| Problem to solve |
Using the data below, copy every line that contains the word "value".
BEGIN Data for the task
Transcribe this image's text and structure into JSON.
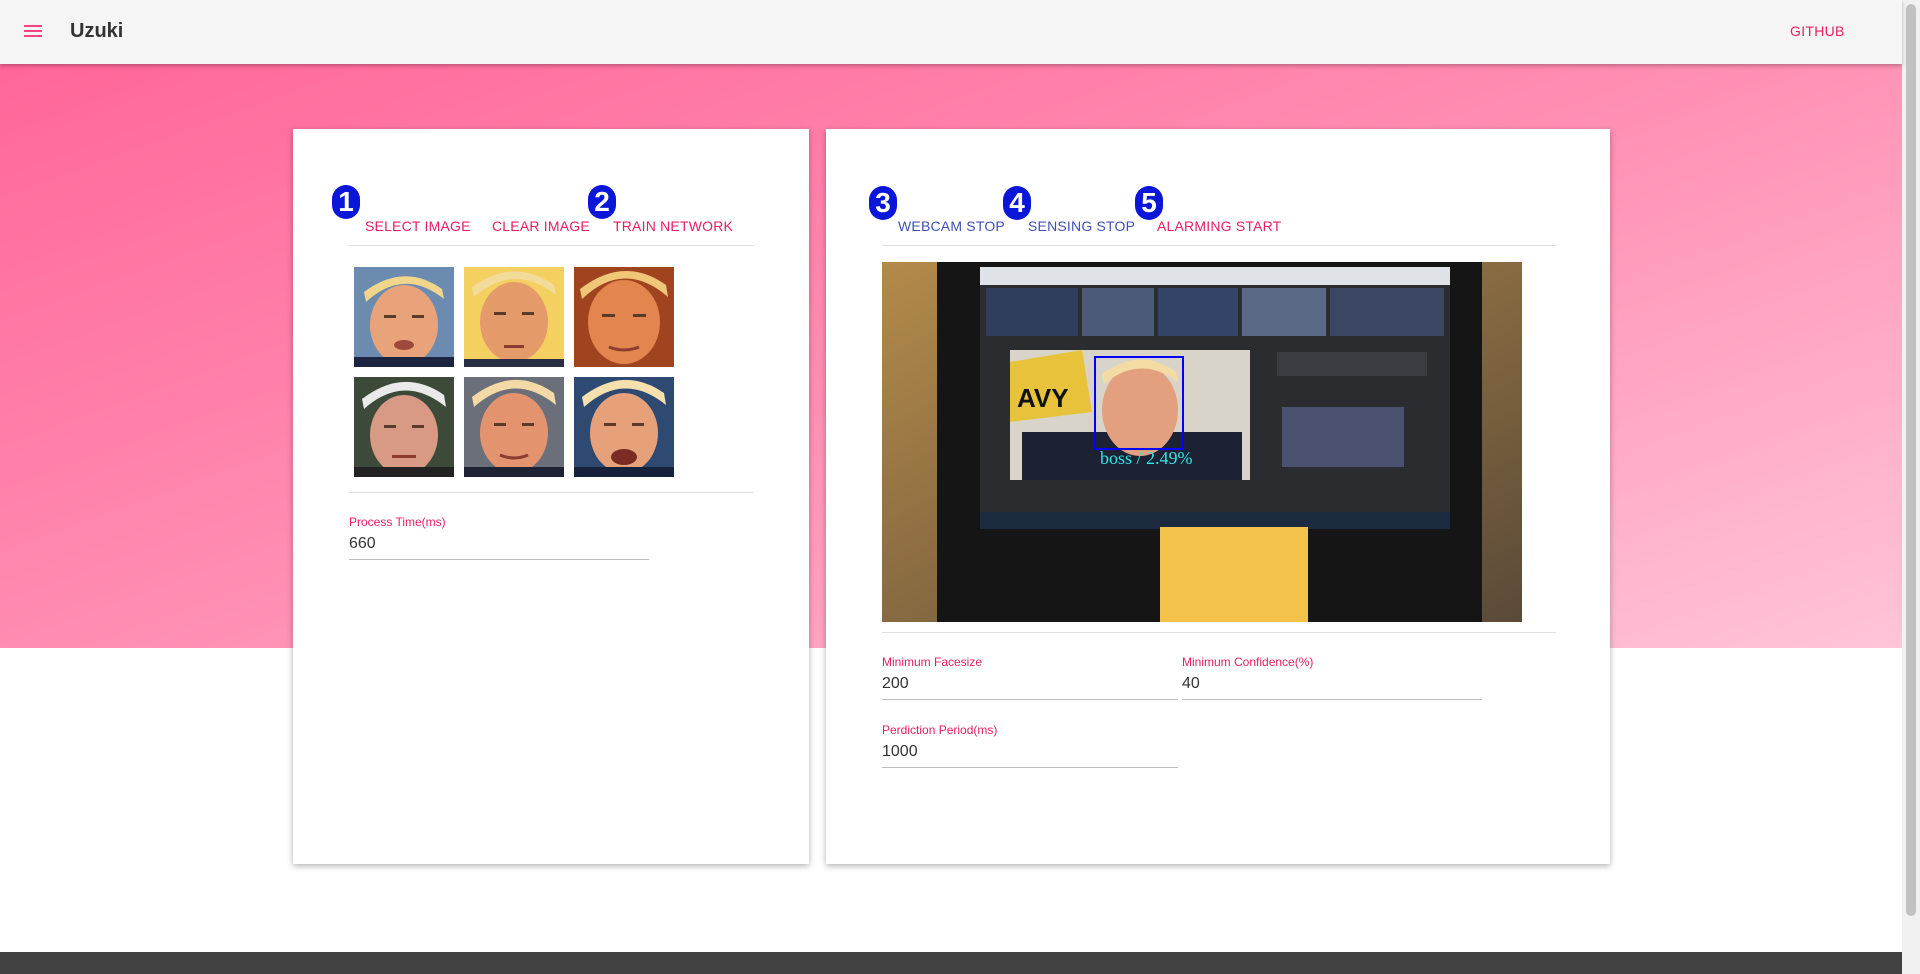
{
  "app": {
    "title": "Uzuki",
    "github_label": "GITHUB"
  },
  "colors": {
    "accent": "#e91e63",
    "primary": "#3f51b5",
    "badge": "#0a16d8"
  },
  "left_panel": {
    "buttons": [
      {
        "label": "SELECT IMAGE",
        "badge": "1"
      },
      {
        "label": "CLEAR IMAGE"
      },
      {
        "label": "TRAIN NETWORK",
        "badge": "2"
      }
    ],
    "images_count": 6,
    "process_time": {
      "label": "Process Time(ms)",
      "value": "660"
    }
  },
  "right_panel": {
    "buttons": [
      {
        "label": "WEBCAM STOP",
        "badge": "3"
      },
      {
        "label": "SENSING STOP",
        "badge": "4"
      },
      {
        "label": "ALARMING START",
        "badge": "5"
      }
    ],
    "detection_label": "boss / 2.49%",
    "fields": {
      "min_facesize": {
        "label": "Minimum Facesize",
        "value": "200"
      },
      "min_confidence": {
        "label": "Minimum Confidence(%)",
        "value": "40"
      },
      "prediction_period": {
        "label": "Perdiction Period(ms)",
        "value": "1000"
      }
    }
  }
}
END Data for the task
| Solution for this task |
      "value": "660"
        "value": "200"
        "value": "40"
        "value": "1000"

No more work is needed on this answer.